● **How to complete this task**
Which lines of the data include the string "inno"? List them all.

Collection entries

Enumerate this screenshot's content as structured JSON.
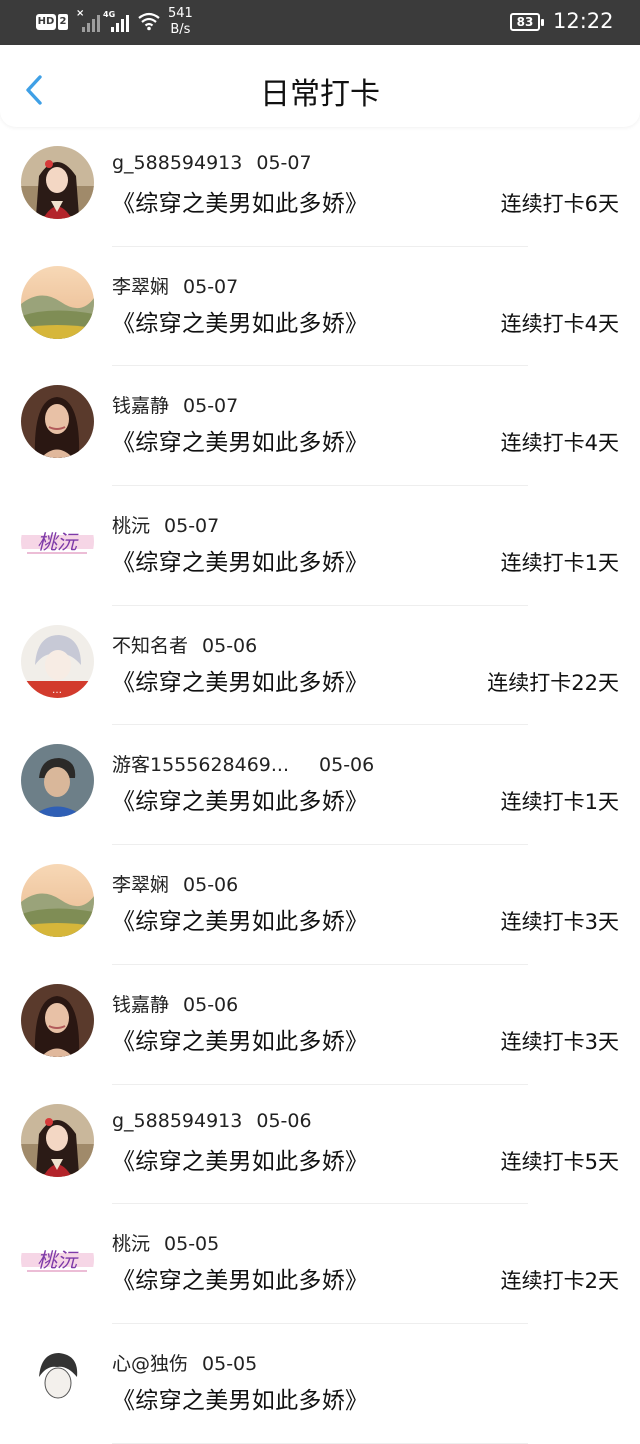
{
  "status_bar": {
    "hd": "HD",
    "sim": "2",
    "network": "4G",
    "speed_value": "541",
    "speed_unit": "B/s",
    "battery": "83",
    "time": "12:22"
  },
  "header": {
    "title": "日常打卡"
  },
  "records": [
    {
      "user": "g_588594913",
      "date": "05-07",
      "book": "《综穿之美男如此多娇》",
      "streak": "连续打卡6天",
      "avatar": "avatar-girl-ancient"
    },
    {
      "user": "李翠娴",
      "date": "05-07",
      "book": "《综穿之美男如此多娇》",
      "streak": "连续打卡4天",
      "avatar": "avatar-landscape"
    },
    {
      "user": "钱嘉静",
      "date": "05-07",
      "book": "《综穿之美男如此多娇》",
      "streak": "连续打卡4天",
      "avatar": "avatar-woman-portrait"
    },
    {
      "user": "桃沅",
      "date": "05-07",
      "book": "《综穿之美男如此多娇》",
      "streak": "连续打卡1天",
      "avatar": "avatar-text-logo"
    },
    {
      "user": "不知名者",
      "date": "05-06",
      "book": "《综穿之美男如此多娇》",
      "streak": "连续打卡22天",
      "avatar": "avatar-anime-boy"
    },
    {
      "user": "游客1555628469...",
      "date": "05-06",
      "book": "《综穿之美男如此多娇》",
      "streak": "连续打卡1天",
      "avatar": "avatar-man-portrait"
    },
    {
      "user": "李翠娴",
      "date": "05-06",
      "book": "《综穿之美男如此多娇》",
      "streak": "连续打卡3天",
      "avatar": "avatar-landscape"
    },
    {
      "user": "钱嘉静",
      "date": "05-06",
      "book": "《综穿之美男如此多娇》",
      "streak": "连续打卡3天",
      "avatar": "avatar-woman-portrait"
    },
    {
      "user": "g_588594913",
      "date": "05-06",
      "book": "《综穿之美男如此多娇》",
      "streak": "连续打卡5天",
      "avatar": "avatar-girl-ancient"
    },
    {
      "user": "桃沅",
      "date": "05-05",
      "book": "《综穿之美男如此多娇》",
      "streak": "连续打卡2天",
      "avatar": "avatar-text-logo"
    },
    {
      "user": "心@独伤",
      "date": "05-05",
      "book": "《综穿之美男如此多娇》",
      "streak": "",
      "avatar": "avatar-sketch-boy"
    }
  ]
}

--

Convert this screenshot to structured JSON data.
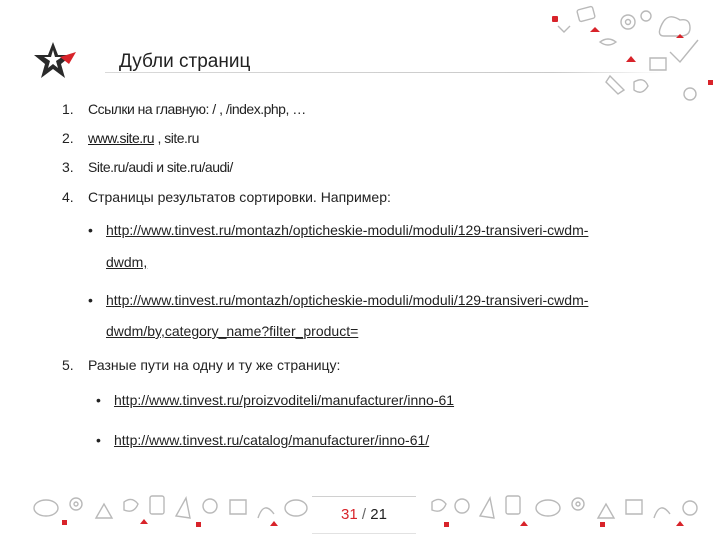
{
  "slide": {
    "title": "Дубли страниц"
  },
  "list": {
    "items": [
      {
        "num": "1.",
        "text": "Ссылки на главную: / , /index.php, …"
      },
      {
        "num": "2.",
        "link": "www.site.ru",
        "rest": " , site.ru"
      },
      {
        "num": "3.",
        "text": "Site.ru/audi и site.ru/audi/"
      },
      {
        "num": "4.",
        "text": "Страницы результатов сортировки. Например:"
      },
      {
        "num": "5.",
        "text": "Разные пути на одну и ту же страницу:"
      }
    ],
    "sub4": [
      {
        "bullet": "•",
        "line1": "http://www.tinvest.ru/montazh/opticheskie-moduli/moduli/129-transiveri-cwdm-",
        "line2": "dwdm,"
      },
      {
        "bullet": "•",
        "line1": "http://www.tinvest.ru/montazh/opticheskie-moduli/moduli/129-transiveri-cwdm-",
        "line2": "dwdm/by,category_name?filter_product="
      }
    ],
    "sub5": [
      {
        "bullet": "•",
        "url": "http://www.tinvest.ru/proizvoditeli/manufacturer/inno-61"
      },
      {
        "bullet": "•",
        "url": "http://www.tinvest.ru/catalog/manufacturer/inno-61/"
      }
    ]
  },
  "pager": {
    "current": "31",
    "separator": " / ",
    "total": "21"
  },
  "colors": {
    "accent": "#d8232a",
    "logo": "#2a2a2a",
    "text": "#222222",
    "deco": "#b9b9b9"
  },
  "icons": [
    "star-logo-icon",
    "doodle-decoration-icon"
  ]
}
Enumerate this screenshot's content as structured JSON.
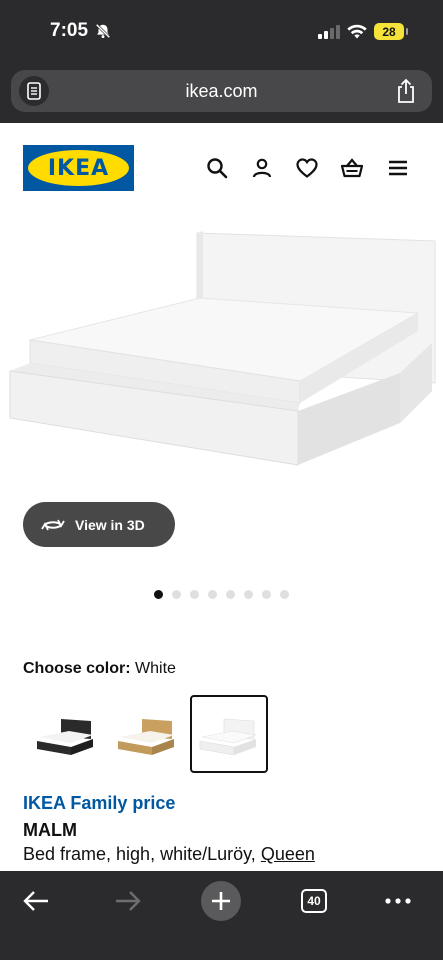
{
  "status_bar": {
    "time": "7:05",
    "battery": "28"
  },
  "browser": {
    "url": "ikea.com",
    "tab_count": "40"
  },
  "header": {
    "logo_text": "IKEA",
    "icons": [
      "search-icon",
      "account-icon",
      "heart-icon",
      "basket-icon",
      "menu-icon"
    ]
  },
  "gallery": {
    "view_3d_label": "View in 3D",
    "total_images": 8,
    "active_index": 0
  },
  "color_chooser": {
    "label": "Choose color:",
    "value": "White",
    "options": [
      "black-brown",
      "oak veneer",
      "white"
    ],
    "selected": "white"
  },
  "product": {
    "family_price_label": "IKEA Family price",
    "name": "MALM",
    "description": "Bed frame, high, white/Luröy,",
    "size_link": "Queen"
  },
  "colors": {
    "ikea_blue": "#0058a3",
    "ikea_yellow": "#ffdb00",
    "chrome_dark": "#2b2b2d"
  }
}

● **Solved exercise**
        "url": "http://www.tinvest.ru/proizvoditeli/manufacturer/inno-61"
        "url": "http://www.tinvest.ru/catalog/manufacturer/inno-61/"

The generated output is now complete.